Report every line of the records beneath this task that holds the string "conjunta".

(Data about app and page elements)

· · ·

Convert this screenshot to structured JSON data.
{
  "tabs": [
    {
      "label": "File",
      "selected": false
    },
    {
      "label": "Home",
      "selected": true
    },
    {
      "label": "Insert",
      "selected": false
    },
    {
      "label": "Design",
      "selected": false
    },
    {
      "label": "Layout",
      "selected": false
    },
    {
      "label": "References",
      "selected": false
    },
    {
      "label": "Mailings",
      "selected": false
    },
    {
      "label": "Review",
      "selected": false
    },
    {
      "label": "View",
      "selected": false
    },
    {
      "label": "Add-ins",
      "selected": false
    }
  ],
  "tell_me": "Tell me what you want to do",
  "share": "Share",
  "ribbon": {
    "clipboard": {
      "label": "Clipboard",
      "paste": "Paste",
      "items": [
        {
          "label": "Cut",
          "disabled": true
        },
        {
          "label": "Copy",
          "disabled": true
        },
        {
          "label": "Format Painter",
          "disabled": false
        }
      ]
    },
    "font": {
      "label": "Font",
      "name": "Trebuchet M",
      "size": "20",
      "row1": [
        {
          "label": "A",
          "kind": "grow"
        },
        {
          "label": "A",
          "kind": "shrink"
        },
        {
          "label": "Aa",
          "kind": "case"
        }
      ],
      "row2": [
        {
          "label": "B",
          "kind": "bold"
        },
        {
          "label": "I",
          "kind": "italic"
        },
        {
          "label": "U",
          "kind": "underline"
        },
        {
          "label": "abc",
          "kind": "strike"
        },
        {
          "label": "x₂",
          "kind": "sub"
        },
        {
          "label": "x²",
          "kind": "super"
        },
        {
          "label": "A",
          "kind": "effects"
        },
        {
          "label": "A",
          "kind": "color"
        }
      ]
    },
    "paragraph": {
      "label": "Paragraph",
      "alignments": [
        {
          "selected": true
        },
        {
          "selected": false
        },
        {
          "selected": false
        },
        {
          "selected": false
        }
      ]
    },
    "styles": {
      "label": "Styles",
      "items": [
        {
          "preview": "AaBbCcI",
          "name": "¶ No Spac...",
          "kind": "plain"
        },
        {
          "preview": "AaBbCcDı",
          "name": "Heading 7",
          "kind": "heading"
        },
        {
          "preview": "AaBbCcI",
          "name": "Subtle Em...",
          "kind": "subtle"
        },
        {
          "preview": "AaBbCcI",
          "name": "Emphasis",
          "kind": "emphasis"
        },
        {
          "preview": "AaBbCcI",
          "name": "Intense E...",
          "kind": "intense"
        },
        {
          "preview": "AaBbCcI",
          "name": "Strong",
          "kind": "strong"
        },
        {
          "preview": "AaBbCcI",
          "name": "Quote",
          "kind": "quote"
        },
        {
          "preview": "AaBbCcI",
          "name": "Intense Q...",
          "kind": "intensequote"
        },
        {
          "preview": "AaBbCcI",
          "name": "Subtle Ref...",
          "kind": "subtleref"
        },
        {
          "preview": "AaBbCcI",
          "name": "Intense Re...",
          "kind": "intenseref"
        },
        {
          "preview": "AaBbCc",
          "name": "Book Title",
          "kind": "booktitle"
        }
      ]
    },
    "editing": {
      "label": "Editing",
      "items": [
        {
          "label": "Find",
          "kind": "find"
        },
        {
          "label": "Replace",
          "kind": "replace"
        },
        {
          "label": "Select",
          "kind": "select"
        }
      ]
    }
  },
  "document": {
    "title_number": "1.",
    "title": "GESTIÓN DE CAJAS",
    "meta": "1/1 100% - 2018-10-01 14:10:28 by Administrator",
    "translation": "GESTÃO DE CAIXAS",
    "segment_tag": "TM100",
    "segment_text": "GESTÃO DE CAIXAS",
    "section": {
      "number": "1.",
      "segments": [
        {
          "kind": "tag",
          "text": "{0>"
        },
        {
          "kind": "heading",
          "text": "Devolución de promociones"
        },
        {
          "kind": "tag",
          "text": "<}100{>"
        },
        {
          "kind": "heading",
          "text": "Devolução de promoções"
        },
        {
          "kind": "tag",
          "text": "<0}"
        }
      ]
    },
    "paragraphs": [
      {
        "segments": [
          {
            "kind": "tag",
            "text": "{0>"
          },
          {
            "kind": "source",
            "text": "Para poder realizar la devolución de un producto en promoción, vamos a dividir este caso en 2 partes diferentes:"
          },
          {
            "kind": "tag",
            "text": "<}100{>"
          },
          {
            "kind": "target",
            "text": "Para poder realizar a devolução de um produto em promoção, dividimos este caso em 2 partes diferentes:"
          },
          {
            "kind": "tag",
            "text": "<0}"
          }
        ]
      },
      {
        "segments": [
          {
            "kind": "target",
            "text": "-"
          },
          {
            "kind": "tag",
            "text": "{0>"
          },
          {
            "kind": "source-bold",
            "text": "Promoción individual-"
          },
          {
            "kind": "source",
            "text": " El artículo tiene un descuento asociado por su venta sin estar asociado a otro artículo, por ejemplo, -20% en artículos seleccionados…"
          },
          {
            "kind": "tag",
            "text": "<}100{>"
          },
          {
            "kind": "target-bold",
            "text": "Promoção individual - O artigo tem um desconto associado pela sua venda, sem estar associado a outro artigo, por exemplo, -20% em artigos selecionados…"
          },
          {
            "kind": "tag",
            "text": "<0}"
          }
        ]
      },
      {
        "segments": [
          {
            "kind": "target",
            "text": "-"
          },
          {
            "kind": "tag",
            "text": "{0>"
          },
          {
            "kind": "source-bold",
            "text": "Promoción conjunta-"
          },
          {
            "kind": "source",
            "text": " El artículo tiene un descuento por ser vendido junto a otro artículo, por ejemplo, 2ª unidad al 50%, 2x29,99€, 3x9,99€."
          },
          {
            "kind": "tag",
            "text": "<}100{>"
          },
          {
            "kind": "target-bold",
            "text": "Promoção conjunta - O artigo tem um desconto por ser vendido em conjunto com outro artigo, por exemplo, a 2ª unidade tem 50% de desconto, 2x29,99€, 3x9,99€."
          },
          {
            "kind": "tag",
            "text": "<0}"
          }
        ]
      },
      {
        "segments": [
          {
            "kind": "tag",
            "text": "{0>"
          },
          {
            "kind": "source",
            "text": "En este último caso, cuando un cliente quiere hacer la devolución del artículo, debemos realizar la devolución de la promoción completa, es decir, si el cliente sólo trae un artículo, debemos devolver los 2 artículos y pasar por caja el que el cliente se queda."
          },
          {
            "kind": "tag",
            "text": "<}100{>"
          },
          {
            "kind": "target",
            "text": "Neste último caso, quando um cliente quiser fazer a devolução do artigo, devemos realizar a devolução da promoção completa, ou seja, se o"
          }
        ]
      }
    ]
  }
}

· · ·

TASK RESULT:
            "text": "Promoción conjunta-"
            "text": "Promoção conjunta - O artigo tem um desconto por ser vendido em conjunto com outro artigo, por exemplo, a 2ª unidade tem 50% de desconto, 2x29,99€, 3x9,99€."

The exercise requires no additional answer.